"Your son has a massive liver tumor"
On Thursday, August 25, our older boys were hitting golf balls in the field and our youngest son, Jairden, was shagging balls for them. J was accidentally hit in the stomach with a club. He seemed fine at first but with in a matter of minutes he was throwing up, the color was gone from his face, his lips were white, and his eyes were starting to flutter.
We rushed him to the local ER where they did a CT scan and saw bleeding in his abdomen. We were brought by life flight to Children's Hospital in Minneapolis and had two more CTs early Friday morning. The results: there was a bleed but the bleeding was from the softball size tumor hanging off of his liver. His kidneys had been pushed so that they were smashed up against his spine, his bladder and spleen were smashed together on one side and his liver was pushed to the other side and twisted at a funny angle. The rest of his abdominal cavity was filled with this tumor.
We had to wait until Tuesday to do surgery to remove the tumor. It was a long wait for a little boy that was used to being outside and playing all of the time. In order to keep tabs on the bleeding he had to have his hematocit levels checked every twelve hours and his potassium/chloride checked every six. As any two year old, he didn't like being poked but sat perfectly still when they were doing it. When they checked his vitals he would lift his arm for the thermometer and hold out his leg for the blood pressure cuff. He wasn't sedated for any of his CT scans either. He had an IV the whole time but still gave us plenty of time to make it to the bathroom. The nurses were all very impressed at his helpfulness and the fact that he was potty trained.
The surgery on Tuesday couldn't have gone any smoother, they were able to get all of the tumor and clean out all the bad blood. Now we had to wait for pathology to come back. We knew before surgery that his tumor was most likely a hepatoblastoma, but need the tests to affirm it.
Wednesday was a very rough day. After surgery they left him of a respirator and sedated so that he could have some time to heal. He did great with waking up and getting the tube out but was very anxious the rest of the day. He had a feeding tube in his nose which was driving him absolutely bonkers. (Your stomach doesn't stop producing acid but the narcotics stop you bowels from working so the acid pools in your stomach. They had wanted to give him zantac but I wasn't okay with changing the pH and function of his stomach acid in any way. The only other option, a medication to simply coated his stomach, had to be delivered via feeding tube.)
We had a hard time getting on top of his pain. They finally increased his baseline levels and that helped a ton. They had talked about giving him an anti anxiety med but I wasn't for that either. He tried drinking some water and threw all of that back up along with all the crap that he was trying to cough up from his lungs. Getting him to cough was very hard too! Try talking a toddler with a four inch incision across his belly into coughing to bring up the mucus in his lungs.
He didn't sleep for about 36 hours after surgery even after we calmed his down. That night I slept with him and had pretty much pasted out from exhaustion.

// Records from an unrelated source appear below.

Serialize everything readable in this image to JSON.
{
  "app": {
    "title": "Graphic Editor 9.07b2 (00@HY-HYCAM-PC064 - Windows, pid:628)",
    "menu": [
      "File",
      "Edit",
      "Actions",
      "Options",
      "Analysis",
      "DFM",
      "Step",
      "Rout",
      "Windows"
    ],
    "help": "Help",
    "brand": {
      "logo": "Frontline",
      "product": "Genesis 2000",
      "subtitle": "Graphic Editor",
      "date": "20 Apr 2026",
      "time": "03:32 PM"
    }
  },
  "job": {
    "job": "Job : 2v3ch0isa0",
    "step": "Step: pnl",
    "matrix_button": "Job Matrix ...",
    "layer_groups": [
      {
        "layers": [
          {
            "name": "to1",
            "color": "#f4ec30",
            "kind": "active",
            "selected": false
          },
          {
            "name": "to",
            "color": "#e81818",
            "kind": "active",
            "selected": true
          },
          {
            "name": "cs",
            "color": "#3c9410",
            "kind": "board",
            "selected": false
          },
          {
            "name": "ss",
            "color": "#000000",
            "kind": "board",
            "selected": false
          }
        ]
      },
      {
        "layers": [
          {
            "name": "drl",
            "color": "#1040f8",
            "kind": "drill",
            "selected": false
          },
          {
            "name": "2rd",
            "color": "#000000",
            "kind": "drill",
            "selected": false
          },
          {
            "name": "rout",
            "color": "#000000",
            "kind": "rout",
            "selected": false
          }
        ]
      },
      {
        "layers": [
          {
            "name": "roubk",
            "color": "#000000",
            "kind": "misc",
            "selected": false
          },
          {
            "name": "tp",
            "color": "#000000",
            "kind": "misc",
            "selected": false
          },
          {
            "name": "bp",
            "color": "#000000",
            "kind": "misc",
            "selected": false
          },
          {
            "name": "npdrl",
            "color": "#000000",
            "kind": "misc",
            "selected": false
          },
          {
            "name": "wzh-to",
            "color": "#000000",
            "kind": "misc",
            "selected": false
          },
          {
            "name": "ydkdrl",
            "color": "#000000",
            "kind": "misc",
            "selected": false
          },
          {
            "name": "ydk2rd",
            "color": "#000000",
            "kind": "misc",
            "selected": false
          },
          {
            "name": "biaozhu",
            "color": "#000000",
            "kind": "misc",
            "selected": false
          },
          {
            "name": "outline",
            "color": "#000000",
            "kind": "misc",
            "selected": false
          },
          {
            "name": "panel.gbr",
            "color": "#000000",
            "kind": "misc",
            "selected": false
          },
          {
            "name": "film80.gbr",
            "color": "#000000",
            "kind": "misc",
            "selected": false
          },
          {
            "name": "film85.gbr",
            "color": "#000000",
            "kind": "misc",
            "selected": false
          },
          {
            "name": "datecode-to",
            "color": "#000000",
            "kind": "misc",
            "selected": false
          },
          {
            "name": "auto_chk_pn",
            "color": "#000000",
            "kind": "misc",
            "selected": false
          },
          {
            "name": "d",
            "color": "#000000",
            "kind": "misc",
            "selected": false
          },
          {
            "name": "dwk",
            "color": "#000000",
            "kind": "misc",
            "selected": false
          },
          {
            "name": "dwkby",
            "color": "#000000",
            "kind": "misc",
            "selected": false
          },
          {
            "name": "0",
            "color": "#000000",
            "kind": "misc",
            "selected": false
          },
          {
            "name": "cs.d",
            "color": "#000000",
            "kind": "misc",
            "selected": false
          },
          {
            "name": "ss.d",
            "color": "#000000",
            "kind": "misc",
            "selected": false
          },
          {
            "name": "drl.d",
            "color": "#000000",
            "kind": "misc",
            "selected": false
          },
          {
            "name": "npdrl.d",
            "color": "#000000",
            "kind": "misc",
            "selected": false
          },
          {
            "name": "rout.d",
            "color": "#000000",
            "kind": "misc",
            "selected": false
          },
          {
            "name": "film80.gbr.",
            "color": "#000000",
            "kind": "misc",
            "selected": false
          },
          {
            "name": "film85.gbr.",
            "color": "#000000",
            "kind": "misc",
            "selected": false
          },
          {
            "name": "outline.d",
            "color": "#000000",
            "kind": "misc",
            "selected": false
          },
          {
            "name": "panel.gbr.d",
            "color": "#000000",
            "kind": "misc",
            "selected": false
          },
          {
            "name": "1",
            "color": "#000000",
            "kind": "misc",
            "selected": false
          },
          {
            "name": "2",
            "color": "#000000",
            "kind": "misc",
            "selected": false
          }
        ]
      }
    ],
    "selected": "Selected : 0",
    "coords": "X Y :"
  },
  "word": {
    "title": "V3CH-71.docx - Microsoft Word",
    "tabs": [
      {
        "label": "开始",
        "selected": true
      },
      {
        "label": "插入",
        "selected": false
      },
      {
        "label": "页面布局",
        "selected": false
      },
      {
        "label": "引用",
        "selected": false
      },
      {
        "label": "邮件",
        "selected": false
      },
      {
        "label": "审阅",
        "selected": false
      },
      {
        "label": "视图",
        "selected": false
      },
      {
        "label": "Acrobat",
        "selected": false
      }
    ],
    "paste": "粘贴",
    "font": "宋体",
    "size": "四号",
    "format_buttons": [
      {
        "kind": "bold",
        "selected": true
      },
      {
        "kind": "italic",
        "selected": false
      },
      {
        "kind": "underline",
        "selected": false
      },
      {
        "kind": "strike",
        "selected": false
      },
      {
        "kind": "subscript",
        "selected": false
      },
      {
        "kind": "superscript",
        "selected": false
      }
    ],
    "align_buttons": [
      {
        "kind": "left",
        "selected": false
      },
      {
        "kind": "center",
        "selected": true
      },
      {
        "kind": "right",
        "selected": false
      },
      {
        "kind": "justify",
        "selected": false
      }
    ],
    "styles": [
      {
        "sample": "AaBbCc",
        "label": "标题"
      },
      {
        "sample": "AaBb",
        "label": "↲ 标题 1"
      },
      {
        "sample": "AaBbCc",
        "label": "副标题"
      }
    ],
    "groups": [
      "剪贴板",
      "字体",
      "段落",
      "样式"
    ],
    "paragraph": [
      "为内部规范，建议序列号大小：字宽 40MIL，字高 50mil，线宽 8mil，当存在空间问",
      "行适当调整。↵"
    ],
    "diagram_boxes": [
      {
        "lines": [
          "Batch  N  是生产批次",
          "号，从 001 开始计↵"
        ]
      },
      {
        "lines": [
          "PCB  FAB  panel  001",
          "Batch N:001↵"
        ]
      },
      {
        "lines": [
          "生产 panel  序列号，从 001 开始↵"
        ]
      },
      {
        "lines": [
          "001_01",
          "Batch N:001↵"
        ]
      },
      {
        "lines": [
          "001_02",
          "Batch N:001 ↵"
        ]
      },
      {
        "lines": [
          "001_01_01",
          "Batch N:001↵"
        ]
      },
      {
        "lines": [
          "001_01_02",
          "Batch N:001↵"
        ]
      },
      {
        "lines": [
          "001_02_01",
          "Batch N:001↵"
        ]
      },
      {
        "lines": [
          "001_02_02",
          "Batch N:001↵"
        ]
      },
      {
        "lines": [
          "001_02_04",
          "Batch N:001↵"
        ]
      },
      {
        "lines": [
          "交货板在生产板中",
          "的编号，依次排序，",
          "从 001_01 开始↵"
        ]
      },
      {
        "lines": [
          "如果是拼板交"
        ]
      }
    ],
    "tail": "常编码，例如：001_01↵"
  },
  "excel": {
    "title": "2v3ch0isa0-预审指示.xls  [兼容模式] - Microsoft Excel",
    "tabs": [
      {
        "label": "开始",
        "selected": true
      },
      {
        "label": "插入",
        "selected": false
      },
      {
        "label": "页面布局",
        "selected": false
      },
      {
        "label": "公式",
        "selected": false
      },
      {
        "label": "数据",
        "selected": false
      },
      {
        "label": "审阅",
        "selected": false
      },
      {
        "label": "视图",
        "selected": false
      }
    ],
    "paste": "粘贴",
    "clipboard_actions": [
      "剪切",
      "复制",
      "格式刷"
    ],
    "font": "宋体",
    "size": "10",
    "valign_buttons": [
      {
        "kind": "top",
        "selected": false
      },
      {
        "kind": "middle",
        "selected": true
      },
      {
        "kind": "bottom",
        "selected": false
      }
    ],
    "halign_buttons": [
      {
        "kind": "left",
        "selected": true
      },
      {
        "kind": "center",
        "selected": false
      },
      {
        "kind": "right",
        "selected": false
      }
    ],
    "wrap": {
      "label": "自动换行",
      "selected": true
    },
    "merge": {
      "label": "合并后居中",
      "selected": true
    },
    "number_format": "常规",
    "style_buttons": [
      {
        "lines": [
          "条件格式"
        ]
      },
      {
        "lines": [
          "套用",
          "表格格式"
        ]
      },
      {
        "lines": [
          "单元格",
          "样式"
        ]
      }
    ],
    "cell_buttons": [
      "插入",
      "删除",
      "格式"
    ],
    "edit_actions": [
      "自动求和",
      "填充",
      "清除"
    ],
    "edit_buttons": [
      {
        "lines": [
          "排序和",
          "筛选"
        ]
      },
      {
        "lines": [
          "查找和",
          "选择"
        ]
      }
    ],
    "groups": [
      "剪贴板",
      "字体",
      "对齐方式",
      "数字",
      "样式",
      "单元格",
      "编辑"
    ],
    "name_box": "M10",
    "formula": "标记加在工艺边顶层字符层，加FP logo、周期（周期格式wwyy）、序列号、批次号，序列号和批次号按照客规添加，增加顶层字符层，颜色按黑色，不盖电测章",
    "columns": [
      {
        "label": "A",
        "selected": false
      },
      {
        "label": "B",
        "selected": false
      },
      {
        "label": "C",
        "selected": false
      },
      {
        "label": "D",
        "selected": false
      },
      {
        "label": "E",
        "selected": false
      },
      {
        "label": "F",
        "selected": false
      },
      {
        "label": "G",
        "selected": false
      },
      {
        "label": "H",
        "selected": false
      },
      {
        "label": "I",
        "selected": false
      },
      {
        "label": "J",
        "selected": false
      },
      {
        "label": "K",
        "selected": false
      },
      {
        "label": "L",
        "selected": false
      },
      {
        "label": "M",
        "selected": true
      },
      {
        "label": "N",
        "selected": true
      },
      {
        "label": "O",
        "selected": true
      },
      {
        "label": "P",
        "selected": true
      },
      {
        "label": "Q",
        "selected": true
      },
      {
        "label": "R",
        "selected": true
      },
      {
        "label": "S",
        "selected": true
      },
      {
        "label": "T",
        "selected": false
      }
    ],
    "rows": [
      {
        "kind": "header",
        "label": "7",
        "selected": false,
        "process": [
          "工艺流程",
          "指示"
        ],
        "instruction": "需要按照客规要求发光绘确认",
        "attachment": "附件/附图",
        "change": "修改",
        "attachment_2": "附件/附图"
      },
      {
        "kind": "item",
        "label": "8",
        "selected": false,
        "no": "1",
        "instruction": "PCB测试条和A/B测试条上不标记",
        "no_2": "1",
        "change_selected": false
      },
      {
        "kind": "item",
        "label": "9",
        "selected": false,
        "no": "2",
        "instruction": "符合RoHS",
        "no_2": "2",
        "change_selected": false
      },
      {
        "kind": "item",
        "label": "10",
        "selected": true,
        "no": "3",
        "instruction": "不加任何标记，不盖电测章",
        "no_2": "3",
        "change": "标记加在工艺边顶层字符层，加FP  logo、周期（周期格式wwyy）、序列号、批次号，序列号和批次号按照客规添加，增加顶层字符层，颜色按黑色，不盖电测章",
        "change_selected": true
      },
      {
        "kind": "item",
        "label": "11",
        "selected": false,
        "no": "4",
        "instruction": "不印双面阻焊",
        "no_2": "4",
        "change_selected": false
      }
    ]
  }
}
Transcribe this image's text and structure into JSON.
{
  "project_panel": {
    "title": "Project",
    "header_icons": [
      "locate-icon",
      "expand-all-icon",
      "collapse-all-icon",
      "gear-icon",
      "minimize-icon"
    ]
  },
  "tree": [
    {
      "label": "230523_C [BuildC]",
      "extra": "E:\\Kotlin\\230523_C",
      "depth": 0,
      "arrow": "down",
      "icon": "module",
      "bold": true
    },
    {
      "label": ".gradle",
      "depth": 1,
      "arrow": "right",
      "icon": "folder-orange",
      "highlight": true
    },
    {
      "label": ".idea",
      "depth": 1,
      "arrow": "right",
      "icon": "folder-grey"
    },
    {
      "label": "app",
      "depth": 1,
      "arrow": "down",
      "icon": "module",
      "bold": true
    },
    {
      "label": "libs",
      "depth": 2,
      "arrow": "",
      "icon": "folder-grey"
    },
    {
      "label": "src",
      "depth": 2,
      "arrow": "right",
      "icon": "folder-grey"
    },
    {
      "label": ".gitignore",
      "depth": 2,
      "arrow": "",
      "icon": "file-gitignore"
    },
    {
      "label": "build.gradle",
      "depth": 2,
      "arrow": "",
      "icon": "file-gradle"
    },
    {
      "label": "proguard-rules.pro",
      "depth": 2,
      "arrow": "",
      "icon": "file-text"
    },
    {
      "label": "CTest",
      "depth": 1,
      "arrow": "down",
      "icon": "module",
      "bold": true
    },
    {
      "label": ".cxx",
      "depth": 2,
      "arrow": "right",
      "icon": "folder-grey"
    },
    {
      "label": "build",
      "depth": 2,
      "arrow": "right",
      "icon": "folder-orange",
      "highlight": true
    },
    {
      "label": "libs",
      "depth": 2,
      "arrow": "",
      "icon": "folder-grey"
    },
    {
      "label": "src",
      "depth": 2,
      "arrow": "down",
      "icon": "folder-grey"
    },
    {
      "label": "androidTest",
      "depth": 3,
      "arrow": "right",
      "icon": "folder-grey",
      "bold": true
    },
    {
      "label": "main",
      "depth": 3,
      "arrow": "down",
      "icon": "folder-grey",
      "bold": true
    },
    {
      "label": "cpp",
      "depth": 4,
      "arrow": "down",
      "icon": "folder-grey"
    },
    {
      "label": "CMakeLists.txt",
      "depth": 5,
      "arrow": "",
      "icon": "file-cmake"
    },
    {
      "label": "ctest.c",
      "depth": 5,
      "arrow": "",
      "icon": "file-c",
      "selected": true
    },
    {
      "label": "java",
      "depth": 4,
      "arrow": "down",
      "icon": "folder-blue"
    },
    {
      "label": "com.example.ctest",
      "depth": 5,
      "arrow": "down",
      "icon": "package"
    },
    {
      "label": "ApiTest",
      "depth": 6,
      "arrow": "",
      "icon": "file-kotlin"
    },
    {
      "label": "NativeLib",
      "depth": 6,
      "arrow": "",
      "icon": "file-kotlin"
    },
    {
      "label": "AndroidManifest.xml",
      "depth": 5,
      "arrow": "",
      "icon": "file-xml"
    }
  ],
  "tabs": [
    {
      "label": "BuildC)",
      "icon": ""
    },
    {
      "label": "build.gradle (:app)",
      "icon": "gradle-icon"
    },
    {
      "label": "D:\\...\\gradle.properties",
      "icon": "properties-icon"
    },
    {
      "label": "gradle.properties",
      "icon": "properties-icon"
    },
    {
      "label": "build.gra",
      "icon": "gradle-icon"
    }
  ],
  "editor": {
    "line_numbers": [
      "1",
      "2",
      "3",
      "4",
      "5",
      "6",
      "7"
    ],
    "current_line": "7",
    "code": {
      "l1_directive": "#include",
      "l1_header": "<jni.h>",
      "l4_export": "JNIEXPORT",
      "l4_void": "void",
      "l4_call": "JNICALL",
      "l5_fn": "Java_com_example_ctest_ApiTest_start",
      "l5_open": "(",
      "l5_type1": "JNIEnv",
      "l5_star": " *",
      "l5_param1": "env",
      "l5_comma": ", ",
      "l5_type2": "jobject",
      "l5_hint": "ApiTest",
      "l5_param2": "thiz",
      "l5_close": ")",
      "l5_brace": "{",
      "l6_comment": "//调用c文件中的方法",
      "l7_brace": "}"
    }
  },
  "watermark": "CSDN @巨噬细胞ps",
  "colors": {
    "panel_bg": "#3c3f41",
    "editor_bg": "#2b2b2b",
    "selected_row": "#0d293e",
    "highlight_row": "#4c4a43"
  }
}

While I was sleeping the night nurse gave him he anti anxiety meds without my permission, I was NOT happy and it didn't help at all.
He has the most amazing massage therapists, Candace and Karen. One of them came everyday we stayed in the PICU and did cranial work, healing touch, and some massage. Late Thursday afternoon, Karen came down and told him a story and did healing touch, smoothing out the magnetic field around him. His dad read him a story and he fell asleep for the first time since his respirator tube was taking out on Wednesday morning. When he woke up, I smiled at him and said "Hey baby" and he smiled back at me with the most beautiful smile ever. It took everything I had not to cry, I didn't want him to think I was upset. He hadn't really smiled since the accident, he was just to confused and perplexed at what was going on.
He continued to improve and late Friday afternoon we were moved out of the PICU up to 7th floor. Sunday night we were able to come home. Our trip home is going to be rather short lived. We have to go back on Thursday to figure out what our exact chemo plan is and to start chemo. We will be there at least two day and then if we are okay we can go home.